Palifermin for oral mucositis after intensive therapy for hematologic cancers

Ricardo Spielberger, Patrick Stiff, William Bensinger, Teresa Gentile, Daniel Weisdorf, Tarun Kewalramani, Thomas Shea, Saul Yanovich, Keith Hansen, Stephen Noga, John McCarty, Frederick LeMaistre, Eric C. Sung, Bruce R. Blazar, Dieter Elhardt, Mon Gy Chen, Christos Emmanouilides

Research output: Contribution to journalArticlepeer-review

688 Scopus citations

Abstract

BACKGROUND: Oral mucositis is a complication of intensive chemotherapy and radiotherapy with no effective treatment.
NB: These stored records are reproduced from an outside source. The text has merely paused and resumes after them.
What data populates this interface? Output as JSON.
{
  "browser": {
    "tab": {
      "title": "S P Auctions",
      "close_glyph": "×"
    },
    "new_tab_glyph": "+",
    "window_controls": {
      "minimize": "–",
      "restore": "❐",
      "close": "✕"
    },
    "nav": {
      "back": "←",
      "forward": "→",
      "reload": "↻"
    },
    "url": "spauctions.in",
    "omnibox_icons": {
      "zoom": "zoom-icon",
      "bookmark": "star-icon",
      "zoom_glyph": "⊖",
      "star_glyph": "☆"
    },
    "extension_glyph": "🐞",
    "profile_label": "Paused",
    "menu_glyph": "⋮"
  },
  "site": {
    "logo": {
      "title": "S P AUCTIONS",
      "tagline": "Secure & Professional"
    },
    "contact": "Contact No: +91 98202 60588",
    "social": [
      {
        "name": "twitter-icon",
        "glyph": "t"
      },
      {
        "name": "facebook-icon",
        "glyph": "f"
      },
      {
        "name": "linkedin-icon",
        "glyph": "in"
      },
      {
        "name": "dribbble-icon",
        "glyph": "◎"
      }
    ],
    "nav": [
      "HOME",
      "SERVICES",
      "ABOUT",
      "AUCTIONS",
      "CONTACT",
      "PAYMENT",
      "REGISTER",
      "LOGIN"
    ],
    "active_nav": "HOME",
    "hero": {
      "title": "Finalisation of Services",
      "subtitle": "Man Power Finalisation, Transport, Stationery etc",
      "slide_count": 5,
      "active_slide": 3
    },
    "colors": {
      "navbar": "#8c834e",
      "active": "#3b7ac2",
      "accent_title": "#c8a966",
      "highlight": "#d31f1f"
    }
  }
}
We tested the ability of palifermin (recombinant human keratinocyte growth factor) to decrease oral mucosal injury induced by cytotoxic therapy. METHODS: This double-blind study compared the effect of palifermin with that of a placebo on the development of oral mucositis in 212 patients with hematologic cancers; 106 patients received palifermin (60 μg per kilogram of body weight per day) and 106 received a placebo intravenously for three consecutive days immediately before the initiation of conditioning therapy (fractionated total-body irradiation plus high-dose chemotherapy) and after autologous hematopoietic stem-cell transplantation. Oral mucositis was evaluated daily for 28 days after transplantation. RESULTS: The incidence of oral mucositis ofWorld Health Organization (WHO) grade 3 or 4 was 63 percent in the palifermin group and 98 percent in the placebo group (P<0.001). Among patients with this degree of mucositis, the median duration of mucositis was 6 days (range, 1 to 22) in the palifermin group and 9 days (range, 1 to 27) in the placebo group. Among all patients, regardless of the occurrence of mucositis, the median duration of oral mucositis of WHO grade 3 or 4 was 3 days (range, 0 to 22) in the palifermin group and 9 days (range, 0 to 27) in the placebo group (P<0.001). As compared with placebo, palifermin was associated with significant reductions in the incidence of grade 4 oral mucositis (20 percent vs. 62 percent, P<0.001), patient-reported soreness of the mouth and throat (area-under-the-curve score, 29.0 [range, 0 to 98] vs. 46.8 [range, 0 to 110]; P<0.001), the use of opioid analgesics (median, 212 mg of morphine equivalents [range, 0 to 9418] vs. 535 mg of morphine equivalents [range, 0 to 9418], P<0.001), and the incidence of use of total parenteral nutrition (31 percent vs. 55 percent, P<0.001). Adverse events, mainly rash, pruritus, erythema, mouth and tongue disorders, and taste alteration, were mild to moderate in severity and were transient. CONCLUSIONS: Palifermin reduced the duration and severity of oral mucositis after intensive chemotherapy and radiotherapy for hematologic cancers.

Original languageEnglish (US)
Pages (from-to)2590-2598
Number of pages9
JournalNew England Journal of Medicine
Volume351
Issue number25
DOIs
StatePublished - Dec 16 2004

Fingerprint Dive into the research topics of 'Palifermin for oral mucositis after intensive therapy for hematologic cancers'. Together they form a unique fingerprint.

Cite this